PROBLEM STATEMENT
What is needed is every line of the data that includes the word "count". Please copy each one.
*** Opening of AVAILABLE DATA ***
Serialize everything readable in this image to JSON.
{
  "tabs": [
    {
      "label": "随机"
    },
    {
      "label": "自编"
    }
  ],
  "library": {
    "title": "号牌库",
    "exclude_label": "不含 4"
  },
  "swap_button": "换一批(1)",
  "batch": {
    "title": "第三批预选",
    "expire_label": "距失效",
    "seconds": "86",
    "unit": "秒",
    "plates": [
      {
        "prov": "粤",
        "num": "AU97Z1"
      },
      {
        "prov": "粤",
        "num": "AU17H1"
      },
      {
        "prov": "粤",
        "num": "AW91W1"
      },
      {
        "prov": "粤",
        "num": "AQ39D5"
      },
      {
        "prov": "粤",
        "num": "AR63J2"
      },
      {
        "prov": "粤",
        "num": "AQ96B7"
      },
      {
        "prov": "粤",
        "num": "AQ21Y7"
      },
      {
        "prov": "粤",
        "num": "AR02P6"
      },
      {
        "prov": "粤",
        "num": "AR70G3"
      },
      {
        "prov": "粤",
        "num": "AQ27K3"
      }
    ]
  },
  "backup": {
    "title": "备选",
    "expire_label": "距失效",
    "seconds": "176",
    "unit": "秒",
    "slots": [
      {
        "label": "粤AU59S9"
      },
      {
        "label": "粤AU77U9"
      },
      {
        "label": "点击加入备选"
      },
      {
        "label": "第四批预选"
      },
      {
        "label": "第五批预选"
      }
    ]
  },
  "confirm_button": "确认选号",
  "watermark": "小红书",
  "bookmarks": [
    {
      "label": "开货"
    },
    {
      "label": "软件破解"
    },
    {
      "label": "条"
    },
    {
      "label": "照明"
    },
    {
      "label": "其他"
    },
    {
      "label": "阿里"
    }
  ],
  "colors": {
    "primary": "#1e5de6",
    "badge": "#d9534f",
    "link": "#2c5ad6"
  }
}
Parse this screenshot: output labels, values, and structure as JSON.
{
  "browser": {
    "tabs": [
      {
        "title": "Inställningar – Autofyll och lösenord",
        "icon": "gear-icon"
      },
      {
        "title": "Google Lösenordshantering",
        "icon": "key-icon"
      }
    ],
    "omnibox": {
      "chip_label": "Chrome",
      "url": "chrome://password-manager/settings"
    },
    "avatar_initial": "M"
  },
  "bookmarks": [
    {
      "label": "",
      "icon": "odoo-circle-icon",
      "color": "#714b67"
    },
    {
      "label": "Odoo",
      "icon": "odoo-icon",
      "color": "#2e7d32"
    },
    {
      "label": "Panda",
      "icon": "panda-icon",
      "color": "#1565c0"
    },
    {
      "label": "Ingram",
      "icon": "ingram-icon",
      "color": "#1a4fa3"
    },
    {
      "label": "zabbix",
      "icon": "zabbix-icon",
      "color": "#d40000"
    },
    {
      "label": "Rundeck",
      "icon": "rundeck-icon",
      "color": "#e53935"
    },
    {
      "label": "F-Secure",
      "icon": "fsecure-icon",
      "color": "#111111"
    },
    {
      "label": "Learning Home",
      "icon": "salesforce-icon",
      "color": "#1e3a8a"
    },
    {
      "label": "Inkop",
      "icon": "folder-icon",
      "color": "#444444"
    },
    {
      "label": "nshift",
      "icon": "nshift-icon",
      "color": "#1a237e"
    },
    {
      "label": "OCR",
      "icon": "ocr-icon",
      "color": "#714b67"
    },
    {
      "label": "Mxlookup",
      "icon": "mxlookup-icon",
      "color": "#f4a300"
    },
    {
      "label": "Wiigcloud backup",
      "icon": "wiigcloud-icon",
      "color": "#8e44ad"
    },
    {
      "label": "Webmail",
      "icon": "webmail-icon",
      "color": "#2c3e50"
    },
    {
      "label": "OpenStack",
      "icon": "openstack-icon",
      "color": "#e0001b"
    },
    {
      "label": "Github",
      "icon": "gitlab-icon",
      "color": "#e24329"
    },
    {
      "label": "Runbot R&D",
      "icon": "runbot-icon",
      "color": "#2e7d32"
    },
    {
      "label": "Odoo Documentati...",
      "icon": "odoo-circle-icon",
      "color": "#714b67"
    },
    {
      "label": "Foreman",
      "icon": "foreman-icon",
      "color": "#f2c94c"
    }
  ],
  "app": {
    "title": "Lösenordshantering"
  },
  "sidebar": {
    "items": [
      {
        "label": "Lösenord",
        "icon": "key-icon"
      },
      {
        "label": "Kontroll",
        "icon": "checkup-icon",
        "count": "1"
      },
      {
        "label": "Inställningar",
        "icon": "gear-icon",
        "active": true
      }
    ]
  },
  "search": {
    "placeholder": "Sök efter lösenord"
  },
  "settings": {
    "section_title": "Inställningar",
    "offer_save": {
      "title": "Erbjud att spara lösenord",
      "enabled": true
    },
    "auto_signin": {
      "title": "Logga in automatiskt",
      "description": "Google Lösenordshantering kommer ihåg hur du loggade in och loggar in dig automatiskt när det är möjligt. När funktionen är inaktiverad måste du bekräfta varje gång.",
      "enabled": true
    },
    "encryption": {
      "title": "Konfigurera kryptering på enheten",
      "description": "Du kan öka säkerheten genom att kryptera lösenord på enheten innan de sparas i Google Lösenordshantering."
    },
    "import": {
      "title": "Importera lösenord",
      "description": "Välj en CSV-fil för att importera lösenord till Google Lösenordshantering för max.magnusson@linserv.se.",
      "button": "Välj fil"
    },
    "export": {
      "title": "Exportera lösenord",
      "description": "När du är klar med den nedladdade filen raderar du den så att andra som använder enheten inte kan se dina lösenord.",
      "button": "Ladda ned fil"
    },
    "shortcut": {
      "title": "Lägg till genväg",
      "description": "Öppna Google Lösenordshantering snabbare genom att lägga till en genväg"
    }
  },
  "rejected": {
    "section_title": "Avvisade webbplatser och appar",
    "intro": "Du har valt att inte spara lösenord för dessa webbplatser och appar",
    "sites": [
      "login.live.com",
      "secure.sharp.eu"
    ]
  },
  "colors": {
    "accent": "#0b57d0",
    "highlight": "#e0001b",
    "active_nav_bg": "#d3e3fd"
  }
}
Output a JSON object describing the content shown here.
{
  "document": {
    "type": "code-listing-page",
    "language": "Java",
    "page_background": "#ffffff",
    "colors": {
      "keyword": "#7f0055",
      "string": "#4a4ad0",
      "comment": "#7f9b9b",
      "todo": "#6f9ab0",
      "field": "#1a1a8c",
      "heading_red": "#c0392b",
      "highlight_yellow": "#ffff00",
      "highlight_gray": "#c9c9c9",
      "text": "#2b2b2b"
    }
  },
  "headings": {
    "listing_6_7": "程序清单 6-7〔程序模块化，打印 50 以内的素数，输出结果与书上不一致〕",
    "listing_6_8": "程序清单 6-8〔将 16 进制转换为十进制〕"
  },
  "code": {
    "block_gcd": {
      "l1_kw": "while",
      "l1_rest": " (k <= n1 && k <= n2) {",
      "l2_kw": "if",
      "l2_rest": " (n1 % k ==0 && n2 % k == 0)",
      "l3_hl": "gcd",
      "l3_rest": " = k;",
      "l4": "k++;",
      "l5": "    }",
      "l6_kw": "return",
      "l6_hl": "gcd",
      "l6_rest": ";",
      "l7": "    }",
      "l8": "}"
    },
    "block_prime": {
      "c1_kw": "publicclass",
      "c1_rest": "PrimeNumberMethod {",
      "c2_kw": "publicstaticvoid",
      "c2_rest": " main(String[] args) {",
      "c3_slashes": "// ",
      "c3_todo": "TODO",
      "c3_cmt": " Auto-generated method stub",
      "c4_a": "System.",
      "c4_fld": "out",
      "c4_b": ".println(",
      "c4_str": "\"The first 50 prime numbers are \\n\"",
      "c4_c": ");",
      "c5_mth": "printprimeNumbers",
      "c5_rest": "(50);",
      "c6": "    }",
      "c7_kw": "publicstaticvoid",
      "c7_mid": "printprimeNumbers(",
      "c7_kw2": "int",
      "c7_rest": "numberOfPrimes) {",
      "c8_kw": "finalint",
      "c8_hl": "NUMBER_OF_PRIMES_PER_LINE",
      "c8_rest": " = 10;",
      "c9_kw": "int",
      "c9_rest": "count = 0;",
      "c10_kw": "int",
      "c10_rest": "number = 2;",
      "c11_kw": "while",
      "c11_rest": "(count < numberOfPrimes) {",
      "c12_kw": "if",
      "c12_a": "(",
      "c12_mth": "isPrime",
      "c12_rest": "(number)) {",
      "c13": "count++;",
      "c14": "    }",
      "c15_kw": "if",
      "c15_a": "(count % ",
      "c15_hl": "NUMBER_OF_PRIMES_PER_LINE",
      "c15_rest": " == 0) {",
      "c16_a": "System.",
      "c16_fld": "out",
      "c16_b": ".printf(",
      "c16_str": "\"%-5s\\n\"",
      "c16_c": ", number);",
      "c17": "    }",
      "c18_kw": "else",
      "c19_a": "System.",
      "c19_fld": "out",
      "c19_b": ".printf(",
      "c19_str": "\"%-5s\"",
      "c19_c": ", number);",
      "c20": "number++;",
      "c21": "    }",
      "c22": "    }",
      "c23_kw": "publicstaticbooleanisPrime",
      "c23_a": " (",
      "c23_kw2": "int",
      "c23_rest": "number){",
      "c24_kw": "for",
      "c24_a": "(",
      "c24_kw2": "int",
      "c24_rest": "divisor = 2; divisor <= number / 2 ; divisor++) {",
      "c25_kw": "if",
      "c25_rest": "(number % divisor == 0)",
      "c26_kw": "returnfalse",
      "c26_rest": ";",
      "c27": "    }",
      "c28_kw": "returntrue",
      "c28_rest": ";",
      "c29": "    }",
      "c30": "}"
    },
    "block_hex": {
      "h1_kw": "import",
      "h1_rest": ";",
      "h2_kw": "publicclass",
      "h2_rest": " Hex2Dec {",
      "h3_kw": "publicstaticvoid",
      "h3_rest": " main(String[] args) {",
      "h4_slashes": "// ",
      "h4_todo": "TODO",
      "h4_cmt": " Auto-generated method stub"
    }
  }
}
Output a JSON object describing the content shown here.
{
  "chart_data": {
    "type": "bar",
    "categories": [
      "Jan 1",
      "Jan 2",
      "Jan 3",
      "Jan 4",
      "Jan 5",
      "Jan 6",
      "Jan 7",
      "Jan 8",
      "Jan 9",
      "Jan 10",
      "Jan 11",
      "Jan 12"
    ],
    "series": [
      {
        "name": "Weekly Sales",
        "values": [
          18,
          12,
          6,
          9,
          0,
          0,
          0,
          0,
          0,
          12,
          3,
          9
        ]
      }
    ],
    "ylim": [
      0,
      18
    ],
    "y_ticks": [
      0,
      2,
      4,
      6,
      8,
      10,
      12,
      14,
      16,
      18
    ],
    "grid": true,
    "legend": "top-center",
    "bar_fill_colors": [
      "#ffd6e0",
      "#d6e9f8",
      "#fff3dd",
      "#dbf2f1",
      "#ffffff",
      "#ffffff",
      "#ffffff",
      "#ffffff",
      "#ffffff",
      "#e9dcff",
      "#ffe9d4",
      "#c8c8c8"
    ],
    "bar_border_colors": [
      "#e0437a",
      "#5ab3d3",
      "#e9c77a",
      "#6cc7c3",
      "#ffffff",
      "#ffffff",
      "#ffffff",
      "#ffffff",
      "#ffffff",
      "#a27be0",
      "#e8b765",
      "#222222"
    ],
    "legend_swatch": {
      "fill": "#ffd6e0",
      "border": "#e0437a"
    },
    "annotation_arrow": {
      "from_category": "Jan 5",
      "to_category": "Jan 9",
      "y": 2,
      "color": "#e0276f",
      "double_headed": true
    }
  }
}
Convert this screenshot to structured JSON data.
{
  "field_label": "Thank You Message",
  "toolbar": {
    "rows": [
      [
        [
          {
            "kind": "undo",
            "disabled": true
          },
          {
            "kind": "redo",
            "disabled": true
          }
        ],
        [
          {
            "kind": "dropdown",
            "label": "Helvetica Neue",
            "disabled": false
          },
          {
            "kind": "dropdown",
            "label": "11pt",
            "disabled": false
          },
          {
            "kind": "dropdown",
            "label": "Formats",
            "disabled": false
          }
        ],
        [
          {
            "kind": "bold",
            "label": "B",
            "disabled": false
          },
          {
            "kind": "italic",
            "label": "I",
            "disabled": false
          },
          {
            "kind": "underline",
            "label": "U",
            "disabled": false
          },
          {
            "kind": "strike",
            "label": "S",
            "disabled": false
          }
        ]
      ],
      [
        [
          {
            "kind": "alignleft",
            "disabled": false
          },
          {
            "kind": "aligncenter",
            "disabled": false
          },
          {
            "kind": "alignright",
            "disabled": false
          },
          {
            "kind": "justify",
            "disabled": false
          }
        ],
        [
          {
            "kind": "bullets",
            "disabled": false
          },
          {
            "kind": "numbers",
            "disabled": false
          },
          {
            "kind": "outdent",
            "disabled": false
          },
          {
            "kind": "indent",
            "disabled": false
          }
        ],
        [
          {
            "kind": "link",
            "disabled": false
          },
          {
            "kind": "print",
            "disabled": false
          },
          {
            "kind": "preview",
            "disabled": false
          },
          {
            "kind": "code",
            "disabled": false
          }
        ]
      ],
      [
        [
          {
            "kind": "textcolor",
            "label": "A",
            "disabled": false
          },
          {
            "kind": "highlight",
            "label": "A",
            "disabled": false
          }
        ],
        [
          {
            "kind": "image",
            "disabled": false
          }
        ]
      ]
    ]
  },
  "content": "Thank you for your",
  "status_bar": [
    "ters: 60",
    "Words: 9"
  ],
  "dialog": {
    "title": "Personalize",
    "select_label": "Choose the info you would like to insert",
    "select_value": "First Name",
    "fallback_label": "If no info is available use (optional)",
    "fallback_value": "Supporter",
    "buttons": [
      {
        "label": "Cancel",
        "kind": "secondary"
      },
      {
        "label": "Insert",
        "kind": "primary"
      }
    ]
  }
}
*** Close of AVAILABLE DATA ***
ANSWER
        "count": "1"
      "c9_rest": "count = 0;",
      "c11_rest": "(count < numberOfPrimes) {",
      "c13": "count++;",
      "c15_a": "(count % ",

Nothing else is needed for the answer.